- The NAACP and the Movement for Black Lives have both recently called for a moratorium on charter schools, passing resolutions saying charters have worsened segregation — but there are other voices in the black community that say charters have provided a lifeline.
- The New York Times reports opponents of charters say they have contributed to the closing of neighborhood schools that disproportionately impact black communities, they limit enrollment and push out students in ways that leave neighborhood schools with harder populations to serve and they have harsh discipline policies that reinforce the school-to-prison pipeline.
- Many black families, however, have escaped some of the nation’s lowest-performing schools and found refuge in high-performing charters, and they say the opposition is academic, a privileged hostility to alternative schools by people who don’t have to make these decisions for their own kids.
The debate within the black community over the value of charters represents how much work administrators of both types of schools have to do. In many ways, it is the same work. They have to improve the quality of instruction and diversity of their teaching staffs, and many have to rethink discipline. Charter schools have as much variety in quality as traditional public schools do, and opinions within the black community are as varied as opinions within the white community.

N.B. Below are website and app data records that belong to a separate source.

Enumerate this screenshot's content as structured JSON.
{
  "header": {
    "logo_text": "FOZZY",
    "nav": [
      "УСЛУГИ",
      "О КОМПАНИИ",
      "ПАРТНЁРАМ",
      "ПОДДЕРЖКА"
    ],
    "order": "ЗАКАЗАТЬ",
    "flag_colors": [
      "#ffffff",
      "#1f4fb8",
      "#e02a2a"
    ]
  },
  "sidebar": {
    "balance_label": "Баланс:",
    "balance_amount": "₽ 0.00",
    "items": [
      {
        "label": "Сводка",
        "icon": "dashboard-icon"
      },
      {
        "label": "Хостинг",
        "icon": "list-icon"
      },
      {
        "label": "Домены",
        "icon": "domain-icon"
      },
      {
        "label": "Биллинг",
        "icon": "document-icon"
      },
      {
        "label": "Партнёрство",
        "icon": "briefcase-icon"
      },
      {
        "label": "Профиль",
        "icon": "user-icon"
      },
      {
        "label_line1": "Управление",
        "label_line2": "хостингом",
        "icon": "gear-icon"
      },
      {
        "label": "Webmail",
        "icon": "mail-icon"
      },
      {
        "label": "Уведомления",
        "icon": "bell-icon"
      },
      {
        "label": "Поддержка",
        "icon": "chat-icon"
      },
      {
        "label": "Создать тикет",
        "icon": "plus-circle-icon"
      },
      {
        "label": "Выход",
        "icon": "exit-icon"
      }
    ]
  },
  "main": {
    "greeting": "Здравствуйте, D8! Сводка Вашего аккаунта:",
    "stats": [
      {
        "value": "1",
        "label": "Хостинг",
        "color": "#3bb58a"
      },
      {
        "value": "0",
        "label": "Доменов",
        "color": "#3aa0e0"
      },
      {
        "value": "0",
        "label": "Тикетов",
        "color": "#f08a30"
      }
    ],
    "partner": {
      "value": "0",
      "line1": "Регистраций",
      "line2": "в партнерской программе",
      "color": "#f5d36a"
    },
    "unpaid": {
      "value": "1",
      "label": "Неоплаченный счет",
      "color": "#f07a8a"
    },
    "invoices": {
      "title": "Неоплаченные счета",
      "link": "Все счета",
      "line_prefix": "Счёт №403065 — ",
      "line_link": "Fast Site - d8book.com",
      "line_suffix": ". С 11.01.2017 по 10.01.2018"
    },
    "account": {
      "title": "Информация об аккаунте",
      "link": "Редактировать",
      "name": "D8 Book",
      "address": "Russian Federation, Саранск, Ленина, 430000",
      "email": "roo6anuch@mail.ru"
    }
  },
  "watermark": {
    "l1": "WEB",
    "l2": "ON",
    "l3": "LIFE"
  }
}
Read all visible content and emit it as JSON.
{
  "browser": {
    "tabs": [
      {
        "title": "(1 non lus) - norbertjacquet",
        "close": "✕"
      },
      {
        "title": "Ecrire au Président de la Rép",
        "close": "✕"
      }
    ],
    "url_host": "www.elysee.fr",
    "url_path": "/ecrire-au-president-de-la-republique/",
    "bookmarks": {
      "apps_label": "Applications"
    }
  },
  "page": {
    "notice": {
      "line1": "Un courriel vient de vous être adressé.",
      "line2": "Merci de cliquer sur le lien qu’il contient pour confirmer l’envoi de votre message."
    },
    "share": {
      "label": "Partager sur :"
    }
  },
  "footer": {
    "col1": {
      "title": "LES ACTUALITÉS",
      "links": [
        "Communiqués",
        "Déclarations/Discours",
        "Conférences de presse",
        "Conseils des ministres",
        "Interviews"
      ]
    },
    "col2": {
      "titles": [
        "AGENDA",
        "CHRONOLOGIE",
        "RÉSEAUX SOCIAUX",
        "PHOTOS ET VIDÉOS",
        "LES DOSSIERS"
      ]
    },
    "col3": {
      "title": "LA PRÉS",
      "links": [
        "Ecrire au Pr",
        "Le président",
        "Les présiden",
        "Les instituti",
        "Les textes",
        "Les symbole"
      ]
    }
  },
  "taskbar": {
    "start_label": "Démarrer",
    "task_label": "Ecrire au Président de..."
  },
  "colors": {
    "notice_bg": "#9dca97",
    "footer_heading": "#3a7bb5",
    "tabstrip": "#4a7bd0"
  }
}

Some white parents believe charter schools are a critical piece of the national effort to improve K-12 education while others think there should be a halt to charter expansion. The reasons on both sides of the debate mirror those between the NAACP and the Movement for Black Lives against other black parents and community leaders. No one should expect black families to approach the problem or the solution as a block. Schools have to do the hard work of responding to the diverse demands of their stakeholders regardless of the community they serve.